In their first conversation since the Fatah-Hamas reconciliation pact was announced this week, Palestinian Authority President Mahmoud Abbas spoke on the phone Friday with Gaza-based Hamas Prime Minister Ismail Haniyeh, who stressed the importance of beginning immediately to implement the fledgling agreement between the rival Palestinian factions.

According to the Maan News Agency, Haniyeh also urged Abbas to not succumb to external pressures placed on him to back out of the deal.

“Haniyeh called for efforts to create a political and economic safety net that would strengthen trust between the West Bank and Gaza,” reported Maan.

Meanwhile, in Ramallah, the Palestinian prime minister in the West Bank, Rami Hamdallah, tendered his resignation to Abbas on Friday evening, in another move that clears the path for a unity government.
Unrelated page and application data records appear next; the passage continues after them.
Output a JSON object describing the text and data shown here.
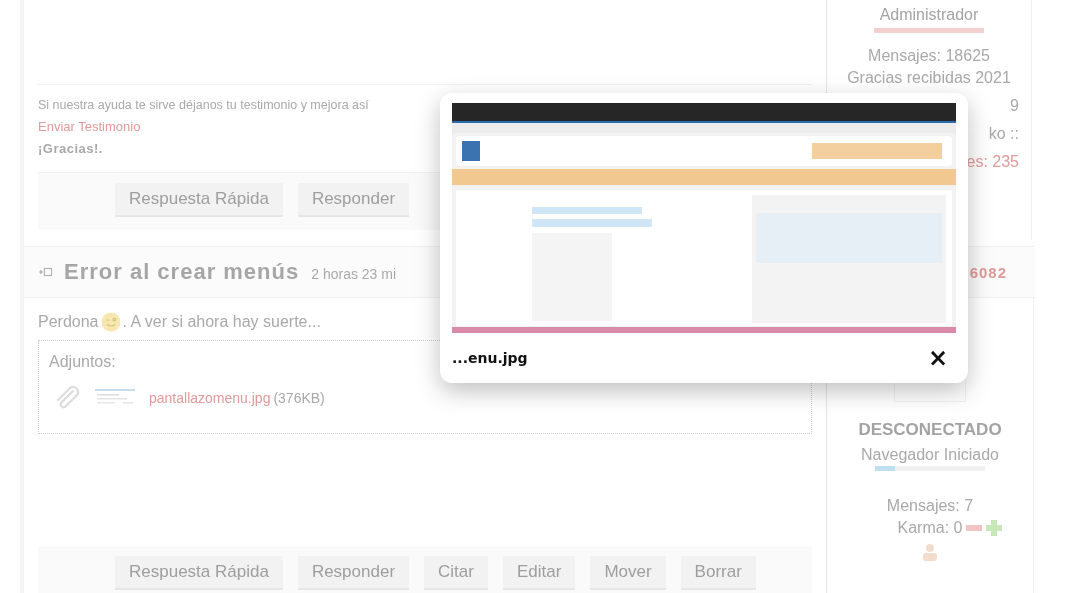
{
  "post1": {
    "signature": {
      "text": "Si nuestra ayuda te sirve déjanos tu testimonio y mejora así",
      "link": "Enviar Testimonio",
      "thanks": "¡Gracias!."
    },
    "actions": [
      "Respuesta Rápida",
      "Responder"
    ],
    "author": {
      "rank": "Administrador",
      "lines": [
        "Mensajes: 18625",
        "Gracias recibidas 2021"
      ],
      "fragments": [
        {
          "kind": "text",
          "text": "9"
        },
        {
          "kind": "text",
          "text": "ko ::"
        },
        {
          "kind": "link",
          "text": "es: 235"
        }
      ]
    }
  },
  "post2": {
    "header": {
      "title": "Error al crear menús",
      "time": "2 horas 23 mi",
      "side": "6082"
    },
    "body": {
      "before": "Perdona",
      "after": ". A ver si ahora hay suerte..."
    },
    "attachments": {
      "label": "Adjuntos:",
      "file": "pantallazomenu.jpg",
      "size": "(376KB)"
    },
    "actions": [
      "Respuesta Rápida",
      "Responder",
      "Citar",
      "Editar",
      "Mover",
      "Borrar"
    ],
    "author": {
      "status": "DESCONECTADO",
      "browser": "Navegador Iniciado",
      "level": 0.18,
      "posts": "Mensajes: 7",
      "karma": "Karma: 0"
    }
  },
  "lightbox": {
    "caption": "...enu.jpg",
    "close": "×"
  }
}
It was not immediately clear whether Abbas had accepted the resignation.

In Washington, US State Department Spokesperson Jen Psaki told reporters that Abbas had spoken to Secretary of State John Kerry on Thursday, and that he reassured the top US diplomat that a Palestinian unity government would recognize Israel.

According to Psaki, the PA president told Kerry that the unity government would be his government and represent his policies. He is said to have promised Kerry that along with recognition of Israel, the future government would abide by past agreements and renounce violence.

“It’s a positive thing,” she said.

A Palestinian official told The Times of Israel on Friday that Abbas would formally present the political platform of his anticipated new government — including the provisions promised to Kerry — to the PLO Central Committee on Friday.

Earlier Friday, chief Palestinian negotiator Saeb Erekat told Sky News in Arabic that Hamas is not a terror organization and never will be.

Erekat added in the Sky News Arabic interview that Hamas is not required to recognize Israel, since there are parties in Israel which don’t recognize the state of Palestine.

“Has [Israel's Prime Minister] Netanyahu asked the Jewish Home party [an Orthodox-nationalist coalition partner] to recognize the state of Palestine?” Erekat asked. “Has Netanyahu himself recognized the state of Palestine? [Yair] Lapid [head of the centrist Yesh Atid coalition party] has not recognized the state of Palestine,” he said. Thus “Hamas is not required to recognize Israel.”

Erekat said that the PLO was responsible for negotiations with Israel. “Israel needs to understand that authority over negotiations belongs to the PLO, and all Palestinian governments so far, including the one of Ismail Haniyeh, have agreed that the authority over negotiations belongs to the PLO and to the government.”

Were the PLO to reach an agreement with Israel, Erekat said, it would be submitted to a referendum.